Friday, 3 July 2015


You Only Live Twice
(Lyrics by Leslie Bricusse, Music by John Barry)

Produced, arranged and performed by Jeff Mellin
Mastered by Pete Weiss

Sean Connery in the Canadian Broadcasting Company's production of William Shakespeare's "Macbeth"
(Public Domain, courtesy
Pickens Sisters, "Did You Ever See A Dream Walking"
(Public Domain, courtesy

The Perfect Martini*

Fill your martini glass with ice.
Pour one shot of dry vermouth over the ice.

Pour the ice and vermouth into a cocktail shaker.
Shake. (Don't stir.)

Stain the vermouth back into the martini glass.
Save the ice in the shaker.

Gently swish the vermouth around to coat the inside of the glass.
Dump the vermouth.

Pour two shots of quality gin** over the vermouth-soaked ice in the vermouth-soaked shaker.
Shake. (Don't stir.)

Strain the gin into your martini glass.

Garnish with three olives***.



*Based loosely on a hazy memory of the teachings of guitarist/photographer/bartender/probable spy Jonas Kahn from way back in the 20th century.

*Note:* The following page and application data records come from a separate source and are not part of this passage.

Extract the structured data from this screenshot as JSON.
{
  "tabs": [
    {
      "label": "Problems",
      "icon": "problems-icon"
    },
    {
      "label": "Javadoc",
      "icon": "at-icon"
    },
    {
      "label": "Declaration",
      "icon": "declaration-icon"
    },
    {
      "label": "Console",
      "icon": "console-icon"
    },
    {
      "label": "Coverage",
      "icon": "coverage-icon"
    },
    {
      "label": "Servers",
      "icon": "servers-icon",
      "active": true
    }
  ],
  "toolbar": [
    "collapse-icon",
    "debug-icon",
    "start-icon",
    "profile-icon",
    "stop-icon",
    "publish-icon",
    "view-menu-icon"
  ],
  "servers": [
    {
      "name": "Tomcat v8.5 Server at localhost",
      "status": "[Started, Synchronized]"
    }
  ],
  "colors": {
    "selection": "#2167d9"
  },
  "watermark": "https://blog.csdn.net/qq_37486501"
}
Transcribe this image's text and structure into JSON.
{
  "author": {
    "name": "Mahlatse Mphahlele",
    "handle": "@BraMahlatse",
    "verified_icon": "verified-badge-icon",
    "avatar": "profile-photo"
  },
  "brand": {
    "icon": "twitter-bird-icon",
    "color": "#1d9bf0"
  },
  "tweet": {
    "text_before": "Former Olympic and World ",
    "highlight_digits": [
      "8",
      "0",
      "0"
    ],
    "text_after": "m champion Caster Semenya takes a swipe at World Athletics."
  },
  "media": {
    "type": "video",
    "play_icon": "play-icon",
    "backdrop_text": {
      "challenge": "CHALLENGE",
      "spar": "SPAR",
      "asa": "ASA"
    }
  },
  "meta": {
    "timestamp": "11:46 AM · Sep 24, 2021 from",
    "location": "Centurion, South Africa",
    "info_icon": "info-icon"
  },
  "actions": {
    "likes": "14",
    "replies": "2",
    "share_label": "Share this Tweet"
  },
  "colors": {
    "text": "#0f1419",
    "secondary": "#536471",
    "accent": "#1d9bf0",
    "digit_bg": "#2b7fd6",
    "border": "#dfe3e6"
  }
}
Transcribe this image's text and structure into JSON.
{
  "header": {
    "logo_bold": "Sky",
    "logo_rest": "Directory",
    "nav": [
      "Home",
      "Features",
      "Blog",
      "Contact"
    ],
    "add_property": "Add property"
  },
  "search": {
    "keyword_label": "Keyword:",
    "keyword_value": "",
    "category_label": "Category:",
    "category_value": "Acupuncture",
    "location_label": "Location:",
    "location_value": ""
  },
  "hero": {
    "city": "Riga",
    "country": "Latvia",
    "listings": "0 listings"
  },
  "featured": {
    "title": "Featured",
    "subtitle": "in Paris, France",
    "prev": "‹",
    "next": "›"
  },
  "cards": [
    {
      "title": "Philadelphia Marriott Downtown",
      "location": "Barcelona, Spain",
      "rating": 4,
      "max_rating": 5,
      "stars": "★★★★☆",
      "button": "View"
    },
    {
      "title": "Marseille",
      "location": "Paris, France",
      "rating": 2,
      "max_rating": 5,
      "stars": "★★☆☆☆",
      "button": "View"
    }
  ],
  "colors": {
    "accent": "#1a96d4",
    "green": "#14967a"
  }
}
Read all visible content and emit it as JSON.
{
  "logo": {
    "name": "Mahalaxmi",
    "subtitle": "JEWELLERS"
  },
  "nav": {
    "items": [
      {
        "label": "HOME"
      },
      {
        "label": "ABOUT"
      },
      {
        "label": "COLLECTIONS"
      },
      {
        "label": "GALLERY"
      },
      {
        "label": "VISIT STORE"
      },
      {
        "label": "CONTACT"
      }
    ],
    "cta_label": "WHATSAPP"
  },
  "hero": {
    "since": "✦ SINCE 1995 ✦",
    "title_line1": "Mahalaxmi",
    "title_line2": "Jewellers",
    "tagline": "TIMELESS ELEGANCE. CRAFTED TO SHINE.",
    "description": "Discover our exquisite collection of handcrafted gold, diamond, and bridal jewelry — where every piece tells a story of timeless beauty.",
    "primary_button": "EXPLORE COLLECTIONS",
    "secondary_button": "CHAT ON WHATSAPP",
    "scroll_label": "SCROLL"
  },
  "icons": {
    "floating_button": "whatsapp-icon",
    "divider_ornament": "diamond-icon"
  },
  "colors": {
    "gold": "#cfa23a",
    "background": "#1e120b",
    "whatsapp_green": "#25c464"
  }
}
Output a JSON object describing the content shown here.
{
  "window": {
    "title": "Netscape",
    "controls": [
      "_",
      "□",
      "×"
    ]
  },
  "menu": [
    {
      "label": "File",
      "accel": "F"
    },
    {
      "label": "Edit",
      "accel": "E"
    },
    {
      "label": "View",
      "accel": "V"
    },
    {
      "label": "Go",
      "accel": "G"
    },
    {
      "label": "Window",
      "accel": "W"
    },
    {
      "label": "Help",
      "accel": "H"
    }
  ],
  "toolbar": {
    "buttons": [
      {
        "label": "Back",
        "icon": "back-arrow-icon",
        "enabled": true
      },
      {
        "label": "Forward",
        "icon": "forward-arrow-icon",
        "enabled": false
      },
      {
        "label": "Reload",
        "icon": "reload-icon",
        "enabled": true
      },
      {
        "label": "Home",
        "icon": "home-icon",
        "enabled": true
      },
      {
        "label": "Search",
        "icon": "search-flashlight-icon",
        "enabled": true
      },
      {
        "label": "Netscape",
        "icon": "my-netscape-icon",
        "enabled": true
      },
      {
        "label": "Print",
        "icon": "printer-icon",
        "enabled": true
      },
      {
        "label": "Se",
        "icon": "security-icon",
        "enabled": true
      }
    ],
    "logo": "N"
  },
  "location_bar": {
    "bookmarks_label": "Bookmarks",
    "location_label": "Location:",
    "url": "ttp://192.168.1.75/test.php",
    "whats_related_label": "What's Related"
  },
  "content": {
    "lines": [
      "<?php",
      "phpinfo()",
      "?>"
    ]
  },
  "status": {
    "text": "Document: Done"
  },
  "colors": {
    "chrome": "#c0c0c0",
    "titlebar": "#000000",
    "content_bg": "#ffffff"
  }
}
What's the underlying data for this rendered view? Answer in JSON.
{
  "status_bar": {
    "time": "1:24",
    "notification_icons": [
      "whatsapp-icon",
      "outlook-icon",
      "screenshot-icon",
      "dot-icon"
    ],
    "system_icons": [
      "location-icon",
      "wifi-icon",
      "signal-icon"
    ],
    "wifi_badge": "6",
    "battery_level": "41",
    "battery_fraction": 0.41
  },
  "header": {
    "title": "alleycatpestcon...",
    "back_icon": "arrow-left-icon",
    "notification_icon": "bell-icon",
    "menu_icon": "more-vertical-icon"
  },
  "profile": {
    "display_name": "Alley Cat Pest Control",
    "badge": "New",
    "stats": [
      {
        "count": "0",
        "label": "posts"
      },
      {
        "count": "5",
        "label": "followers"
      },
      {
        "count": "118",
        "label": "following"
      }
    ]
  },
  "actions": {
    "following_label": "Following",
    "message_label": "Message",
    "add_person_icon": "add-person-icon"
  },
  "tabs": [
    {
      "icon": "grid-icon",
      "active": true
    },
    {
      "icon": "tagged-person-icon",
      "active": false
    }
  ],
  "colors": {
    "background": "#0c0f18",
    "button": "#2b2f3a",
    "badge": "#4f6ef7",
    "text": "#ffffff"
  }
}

**Yes, Bond prefers vodka, but, as is often the case with government officials, Bond is wrong. A drink this simple requires the subtle juniper berry-infused complexity of gin. If you insist on vodka, try using Absolut Peppar, garnished with fresh basil and a cherry tomato. If you’re in a Bond film, drink with Special Agents Basil and Cherry Tomato.

***If you prefer your martini garnished with a twist of lemon, I’d recommend using Philadelphia's own citrus-infused Bluecoat American Gin ( I don’t know if that’s appropriate for an agent of Her Majesty's Secret Service, but again, neither is vodka.

For a Manhattan -- which is what I’ll be having tonight, thank you -- substitute the dry vermouth with sweet, the gin with Kentucky bourbon, and garnish with maraschino cherry.

****Responsibly, of course. You've got a world to save. What's that? It's never been a problem before? Well then...